Activity » Output the data below exactly.

━━━━

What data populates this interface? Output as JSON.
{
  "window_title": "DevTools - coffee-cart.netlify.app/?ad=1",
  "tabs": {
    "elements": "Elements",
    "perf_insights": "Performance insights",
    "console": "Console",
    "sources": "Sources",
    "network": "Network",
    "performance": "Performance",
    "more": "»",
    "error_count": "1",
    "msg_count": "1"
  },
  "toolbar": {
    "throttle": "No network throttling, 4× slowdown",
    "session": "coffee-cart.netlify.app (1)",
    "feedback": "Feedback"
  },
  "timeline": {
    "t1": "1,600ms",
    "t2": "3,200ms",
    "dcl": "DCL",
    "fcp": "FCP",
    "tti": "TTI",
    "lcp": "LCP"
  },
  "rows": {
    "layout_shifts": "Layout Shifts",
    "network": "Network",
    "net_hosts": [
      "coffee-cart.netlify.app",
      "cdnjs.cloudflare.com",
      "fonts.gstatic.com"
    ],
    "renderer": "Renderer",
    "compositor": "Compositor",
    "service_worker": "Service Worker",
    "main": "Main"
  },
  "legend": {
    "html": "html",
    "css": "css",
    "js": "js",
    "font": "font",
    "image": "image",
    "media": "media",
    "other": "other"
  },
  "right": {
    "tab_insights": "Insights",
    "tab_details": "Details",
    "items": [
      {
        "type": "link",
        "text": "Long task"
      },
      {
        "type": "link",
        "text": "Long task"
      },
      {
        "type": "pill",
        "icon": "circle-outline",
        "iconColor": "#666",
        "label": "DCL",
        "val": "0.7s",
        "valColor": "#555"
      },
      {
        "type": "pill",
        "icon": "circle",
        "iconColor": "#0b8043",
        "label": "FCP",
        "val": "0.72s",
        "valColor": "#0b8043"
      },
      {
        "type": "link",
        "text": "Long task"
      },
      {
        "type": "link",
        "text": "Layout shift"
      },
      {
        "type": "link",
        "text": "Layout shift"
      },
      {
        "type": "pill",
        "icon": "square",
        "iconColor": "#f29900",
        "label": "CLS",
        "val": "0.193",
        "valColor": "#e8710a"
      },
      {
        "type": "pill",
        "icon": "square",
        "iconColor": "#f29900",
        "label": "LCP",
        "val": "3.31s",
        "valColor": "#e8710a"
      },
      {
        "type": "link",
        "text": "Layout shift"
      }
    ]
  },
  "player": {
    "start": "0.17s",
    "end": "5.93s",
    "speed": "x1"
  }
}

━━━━

Answer area »
What data populates this interface? Output as JSON.
{
  "window_title": "DevTools - coffee-cart.netlify.app/?ad=1",
  "tabs": {
    "elements": "Elements",
    "perf_insights": "Performance insights",
    "console": "Console",
    "sources": "Sources",
    "network": "Network",
    "performance": "Performance",
    "more": "»",
    "error_count": "1",
    "msg_count": "1"
  },
  "toolbar": {
    "throttle": "No network throttling, 4× slowdown",
    "session": "coffee-cart.netlify.app (1)",
    "feedback": "Feedback"
  },
  "timeline": {
    "t1": "1,600ms",
    "t2": "3,200ms",
    "dcl": "DCL",
    "fcp": "FCP",
    "tti": "TTI",
    "lcp": "LCP"
  },
  "rows": {
    "layout_shifts": "Layout Shifts",
    "network": "Network",
    "net_hosts": [
      "coffee-cart.netlify.app",
      "cdnjs.cloudflare.com",
      "fonts.gstatic.com"
    ],
    "renderer": "Renderer",
    "compositor": "Compositor",
    "service_worker": "Service Worker",
    "main": "Main"
  },
  "legend": {
    "html": "html",
    "css": "css",
    "js": "js",
    "font": "font",
    "image": "image",
    "media": "media",
    "other": "other"
  },
  "right": {
    "tab_insights": "Insights",
    "tab_details": "Details",
    "items": [
      {
        "type": "link",
        "text": "Long task"
      },
      {
        "type": "link",
        "text": "Long task"
      },
      {
        "type": "pill",
        "icon": "circle-outline",
        "iconColor": "#666",
        "label": "DCL",
        "val": "0.7s",
        "valColor": "#555"
      },
      {
        "type": "pill",
        "icon": "circle",
        "iconColor": "#0b8043",
        "label": "FCP",
        "val": "0.72s",
        "valColor": "#0b8043"
      },
      {
        "type": "link",
        "text": "Long task"
      },
      {
        "type": "link",
        "text": "Layout shift"
      },
      {
        "type": "link",
        "text": "Layout shift"
      },
      {
        "type": "pill",
        "icon": "square",
        "iconColor": "#f29900",
        "label": "CLS",
        "val": "0.193",
        "valColor": "#e8710a"
      },
      {
        "type": "pill",
        "icon": "square",
        "iconColor": "#f29900",
        "label": "LCP",
        "val": "3.31s",
        "valColor": "#e8710a"
      },
      {
        "type": "link",
        "text": "Layout shift"
      }
    ]
  },
  "player": {
    "start": "0.17s",
    "end": "5.93s",
    "speed": "x1"
  }
}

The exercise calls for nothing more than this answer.